Want to hone your entrepreneurial leadership skills? Adopt these strategies.

1. Own your learning curves.

Do you have an unquenchable thirst for knowledge? Fostering a learning mindset is key to entrepreneurial leadership, and that means it’s OK to admit you don’t know something. Use what you discover along the way to improve your responses and advice, and be honest about potential areas of improvement. For example, when you experience failure, think objectively about what went wrong and don’t beat yourself up. What worked in the experiment? What didn’t? What should you keep doing? Take it one step at a time.

Eric Ries, author of “The Lean Startup” and “The Startup Way,” argues that it’s the small iterations that lead to what later seem like big epiphanies. As Ries explains, “Too many leaders are searching for that one key innovation. But long-term growth requires something different: a method for finding new breakthroughs repeatedly, drawing on the creativity and talent of every level of the organization.” Concentrate on the tiny stuff you learn along the way and worry less about earth-shattering “aha!” moments.

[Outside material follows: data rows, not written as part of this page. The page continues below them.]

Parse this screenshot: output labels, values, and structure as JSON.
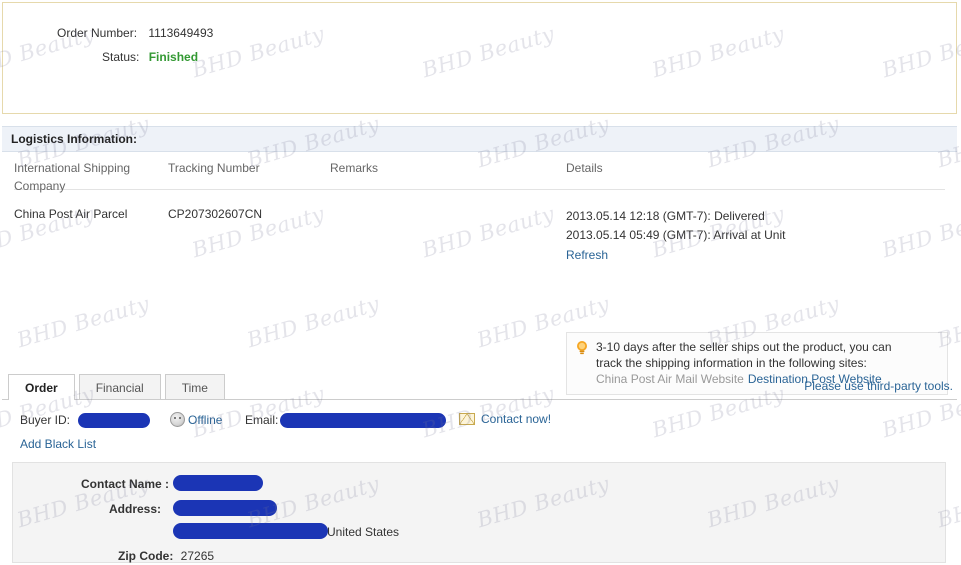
{
  "order_panel": {
    "order_number_label": "Order Number:",
    "order_number_value": "1113649493",
    "status_label": "Status:",
    "status_value": "Finished",
    "status_color": "#339933"
  },
  "logistics": {
    "header_title": "Logistics Information:",
    "columns": {
      "company": "International Shipping Company",
      "tracking": "Tracking Number",
      "remarks": "Remarks",
      "details": "Details"
    },
    "row": {
      "company": "China Post Air Parcel",
      "tracking": "CP207302607CN",
      "remarks": "",
      "details": [
        "2013.05.14 12:18 (GMT-7): Delivered",
        "2013.05.14 05:49 (GMT-7): Arrival at Unit"
      ],
      "refresh_label": "Refresh"
    },
    "tip": {
      "icon": "lightbulb-icon",
      "line1": "3-10 days after the seller ships out the product, you can",
      "line2": "track the shipping information in the following sites:",
      "link_china_post": "China Post Air Mail Website",
      "link_destination_post": "Destination Post Website"
    }
  },
  "tabs": {
    "items": [
      {
        "label": "Order",
        "active": true
      },
      {
        "label": "Financial",
        "active": false
      },
      {
        "label": "Time",
        "active": false
      }
    ],
    "third_party_note": "Please use third-party tools."
  },
  "buyer": {
    "buyer_id_label": "Buyer ID:",
    "buyer_id_value": "",
    "offline_label": "Offline",
    "offline_icon": "offline-face-icon",
    "email_label": "Email:",
    "email_value": "",
    "contact_now_label": "Contact now!",
    "contact_icon": "envelope-icon",
    "add_black_list_label": "Add Black List"
  },
  "address": {
    "contact_name_label": "Contact Name :",
    "contact_name_value": "",
    "address_label": "Address:",
    "address_line1": "",
    "address_line2": "",
    "country": "United States",
    "zip_label": "Zip Code:",
    "zip_value": "27265"
  },
  "watermark": {
    "text": "BHD Beauty",
    "short_text": "BHD"
  },
  "colors": {
    "link": "#2a6496",
    "status_green": "#339933",
    "redaction": "#1b35b5",
    "panel_border": "#e6d9ac",
    "logistics_header_bg": "#eef2f8"
  }
}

2. Elevate your tribe.

You’ll never be at the head of the pack if you refuse to collaborate. Instead of greedily holding on to what you know, share it with the folks around you. When you engage in conversations with your network, talk about others’ needs and offer to help them achieve success. The more you invest in the individuals around you, the more you help the whole entrepreneurial community. Hope Horner, CEO of video production company Lemonlight and a three-time entrepreneur herself, lives by this philosophy. “By providing value to everyone around you, you’ll inevitably rise,” she says.

Not sure how to put this into action? Take your cue from the founders of Mend and Unbound. Leaders of both of these female-run startups have focused their attention on helping other businesses through joint networking and tie-in events. By collaborating on projects like co-branded gift boxes or hosting another company’s event free of charge, they have built credibility and leadership status despite having modest coffers.

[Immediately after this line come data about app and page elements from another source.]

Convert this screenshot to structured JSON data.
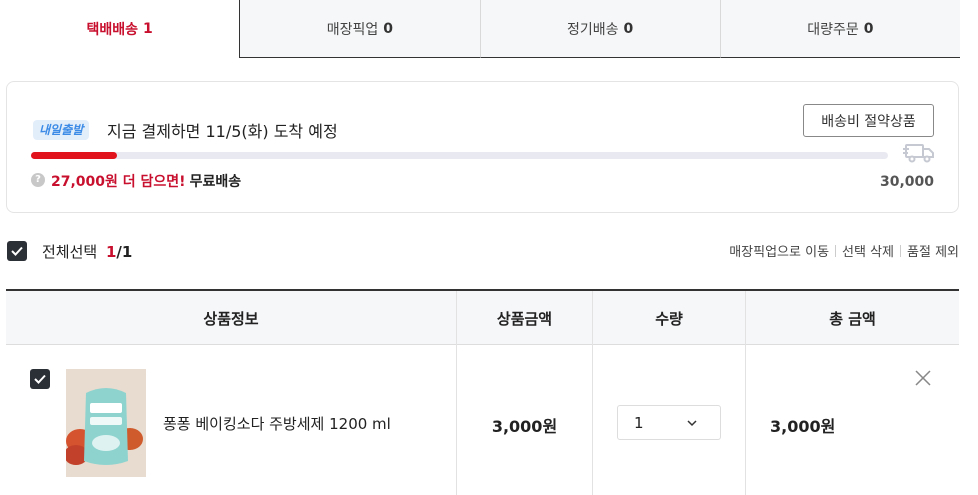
{
  "tabs": [
    {
      "label": "택배배송",
      "count": "1",
      "active": true
    },
    {
      "label": "매장픽업",
      "count": "0",
      "active": false
    },
    {
      "label": "정기배송",
      "count": "0",
      "active": false
    },
    {
      "label": "대량주문",
      "count": "0",
      "active": false
    }
  ],
  "delivery": {
    "badge": "내일출발",
    "eta_text": "지금 결제하면 11/5(화) 도착 예정",
    "saver_button": "배송비 절약상품",
    "progress_fraction": 0.1,
    "remain_text": "27,000원 더 담으면!",
    "free_label": "무료배송",
    "threshold": "30,000",
    "help_symbol": "?"
  },
  "select": {
    "label": "전체선택",
    "current": "1",
    "total": "/1",
    "actions": [
      "매장픽업으로 이동",
      "선택 삭제",
      "품절 제외"
    ]
  },
  "table": {
    "headers": [
      "상품정보",
      "상품금액",
      "수량",
      "총 금액"
    ],
    "items": [
      {
        "name": "퐁퐁 베이킹소다 주방세제 1200 ml",
        "price": "3,000원",
        "qty": "1",
        "total": "3,000원"
      }
    ]
  },
  "colors": {
    "accent": "#c8102e",
    "progress": "#e1141e",
    "badge_text": "#3b8be6",
    "dark": "#2b2f36"
  }
}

3. Slow down for greater impact.

The old adage was that to be an entrepreneur, you had to move fast and break things. However, slowing the pace can be just as lucrative and even more beneficial to the community you serve. You may find that when you pause for reflection, you create space for empathy. Entrepreneurs must consider the societal impact of their products and services: What problem are you solving? Are you making life better for the poor or just the rich? Are you widening disparities or bridging gaps?

Hemant Taneja, managing director at venture capital firm General Catalyst and co-author of “Unscaled,” preaches the power of thoughtful consideration before attempting to scale. “We should not ignore the moral implications of the old ‘land and expand’ business aphorism,” he says. “Today when I talk with entrepreneurs about how quickly they can grow, I want to see them recognize that creating a ‘virtuous’ product may require them to grow more slowly than they might otherwise.” That means consistently pausing to consider the market-related and ethical ramifications of “half-baked solutions.”

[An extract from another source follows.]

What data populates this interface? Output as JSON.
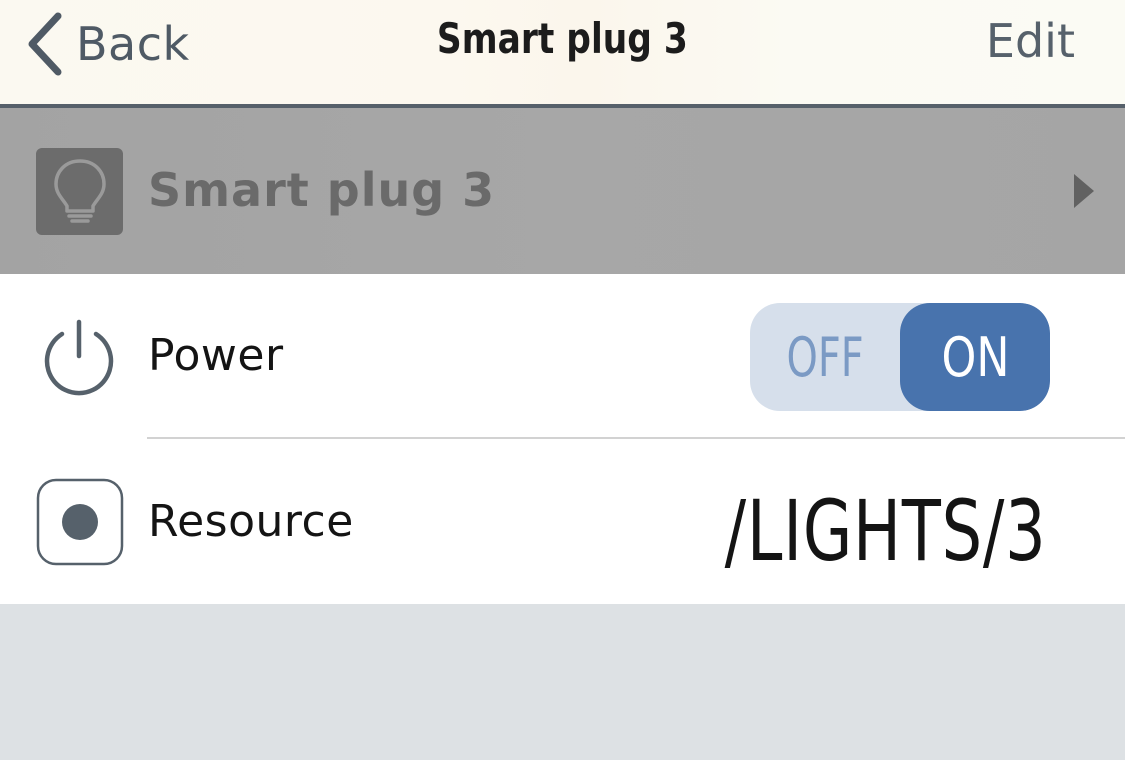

Take a moment to consider your entrepreneurial aspirations. If you want to see them to fruition, begin by adding value wherever you go and weaving a reputation for being an avid learner, a collaborator, and a savvy, empathetic thinker who wants to do good, not just do well. In other words, the opposite of reckless and ruthless. You may never hit the “Shark Tank” scene, and that’s fine. Entrepreneurial leadership goes far deeper than founding a business or holding a patent. It all begins with reframing your point of view and acting with integrity and intention.